In his lone vice presidential debate with Sen. Tim Kaine (D-VA) in 2016, Pence was an effective straight man for the more dynamic Trump. He was an expert at refashioning some of Trump’s policies to fit the moment—he invented a Russian proverb to emphasize the ticket’s unwavering watch over Vladimir Putin’s Russia, despite Trump’s own fawning comments about the leader—and at calming anxious Christian conservatives that despite his running mate’s personal life, they walked the same path on morality.
“I believe it with all my heart, and I couldn't be more proud to be standing with a pro-life candidate in Donald Trump,” said Pence at the time.
Pence’s mock debate stand-in for Harris, former Wisconsin Gov. Scott Walker, also played Kaine four years ago—which could indicate that Pence’s preparations are more about delivering a streamlined performance than trying to navigate his opponent’s mannerisms and prosecutorial background.
As one of the few reportedly uninfected members of the Trump administration’s upper echelons, Pence’s role will be even more important.
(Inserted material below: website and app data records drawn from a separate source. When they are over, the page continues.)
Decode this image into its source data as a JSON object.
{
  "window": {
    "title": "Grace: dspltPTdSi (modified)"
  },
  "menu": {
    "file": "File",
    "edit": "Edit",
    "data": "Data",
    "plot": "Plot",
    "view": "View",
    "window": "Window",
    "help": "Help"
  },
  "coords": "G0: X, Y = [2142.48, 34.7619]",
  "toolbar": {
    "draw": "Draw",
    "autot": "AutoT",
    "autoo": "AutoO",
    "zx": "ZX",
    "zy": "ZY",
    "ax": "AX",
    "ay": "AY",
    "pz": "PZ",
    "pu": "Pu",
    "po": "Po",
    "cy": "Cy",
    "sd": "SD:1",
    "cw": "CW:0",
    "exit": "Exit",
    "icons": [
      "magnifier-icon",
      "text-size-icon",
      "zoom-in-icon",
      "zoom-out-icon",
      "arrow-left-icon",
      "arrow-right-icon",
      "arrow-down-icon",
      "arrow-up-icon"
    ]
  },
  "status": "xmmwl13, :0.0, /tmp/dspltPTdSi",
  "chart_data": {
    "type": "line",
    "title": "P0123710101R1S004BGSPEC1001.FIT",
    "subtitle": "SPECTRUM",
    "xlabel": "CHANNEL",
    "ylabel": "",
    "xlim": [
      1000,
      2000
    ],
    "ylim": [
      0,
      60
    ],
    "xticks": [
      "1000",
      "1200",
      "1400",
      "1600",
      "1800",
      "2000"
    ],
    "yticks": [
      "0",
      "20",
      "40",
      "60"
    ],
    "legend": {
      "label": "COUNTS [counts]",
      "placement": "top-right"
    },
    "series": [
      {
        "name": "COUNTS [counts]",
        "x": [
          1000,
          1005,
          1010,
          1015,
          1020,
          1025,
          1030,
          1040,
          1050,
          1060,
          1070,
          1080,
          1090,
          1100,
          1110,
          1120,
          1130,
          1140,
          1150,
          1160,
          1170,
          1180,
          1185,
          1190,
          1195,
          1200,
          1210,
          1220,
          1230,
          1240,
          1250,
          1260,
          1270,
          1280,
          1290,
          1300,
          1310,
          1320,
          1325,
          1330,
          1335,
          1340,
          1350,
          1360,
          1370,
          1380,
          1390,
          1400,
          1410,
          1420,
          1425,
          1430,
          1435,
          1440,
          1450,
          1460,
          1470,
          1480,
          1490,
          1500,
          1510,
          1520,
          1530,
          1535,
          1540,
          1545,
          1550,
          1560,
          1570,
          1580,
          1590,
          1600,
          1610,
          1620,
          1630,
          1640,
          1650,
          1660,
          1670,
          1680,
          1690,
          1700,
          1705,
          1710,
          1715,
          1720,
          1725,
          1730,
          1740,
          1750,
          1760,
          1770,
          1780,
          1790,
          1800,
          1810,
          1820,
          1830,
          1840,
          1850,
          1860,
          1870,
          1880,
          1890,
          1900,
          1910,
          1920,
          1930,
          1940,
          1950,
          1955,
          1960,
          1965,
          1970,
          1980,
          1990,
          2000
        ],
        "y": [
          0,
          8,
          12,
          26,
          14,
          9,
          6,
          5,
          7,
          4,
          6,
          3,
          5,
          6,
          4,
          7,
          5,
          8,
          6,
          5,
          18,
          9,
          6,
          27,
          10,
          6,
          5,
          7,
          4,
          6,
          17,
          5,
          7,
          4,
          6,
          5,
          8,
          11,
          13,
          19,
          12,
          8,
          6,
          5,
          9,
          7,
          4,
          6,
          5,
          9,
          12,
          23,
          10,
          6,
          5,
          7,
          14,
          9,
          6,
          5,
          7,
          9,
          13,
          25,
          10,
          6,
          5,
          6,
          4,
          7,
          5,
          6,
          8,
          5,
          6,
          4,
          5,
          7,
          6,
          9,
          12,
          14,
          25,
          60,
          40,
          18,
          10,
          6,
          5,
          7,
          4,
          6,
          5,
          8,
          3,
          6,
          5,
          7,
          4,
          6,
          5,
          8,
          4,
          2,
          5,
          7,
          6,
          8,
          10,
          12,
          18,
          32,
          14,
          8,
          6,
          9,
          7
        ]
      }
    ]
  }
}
He will have to, essentially, calm the anxious public about Trump’s cavalier attitude towards the virus, while emphasizing that not too long ago, Biden and Harris were on different sides of some major issues.
Undercutting that relationship could be the key to turning the night into a debate between the two people on the Democratic ticket, rather than between Harris and Pence.
“What Mike Pence will try to do is somehow subtly undercut Kamala,” Hillary Clinton said at a fundraiser with Harris last month. “She has to modulate her responses because we know there still is a double standard alive and well when it comes to women in politics.”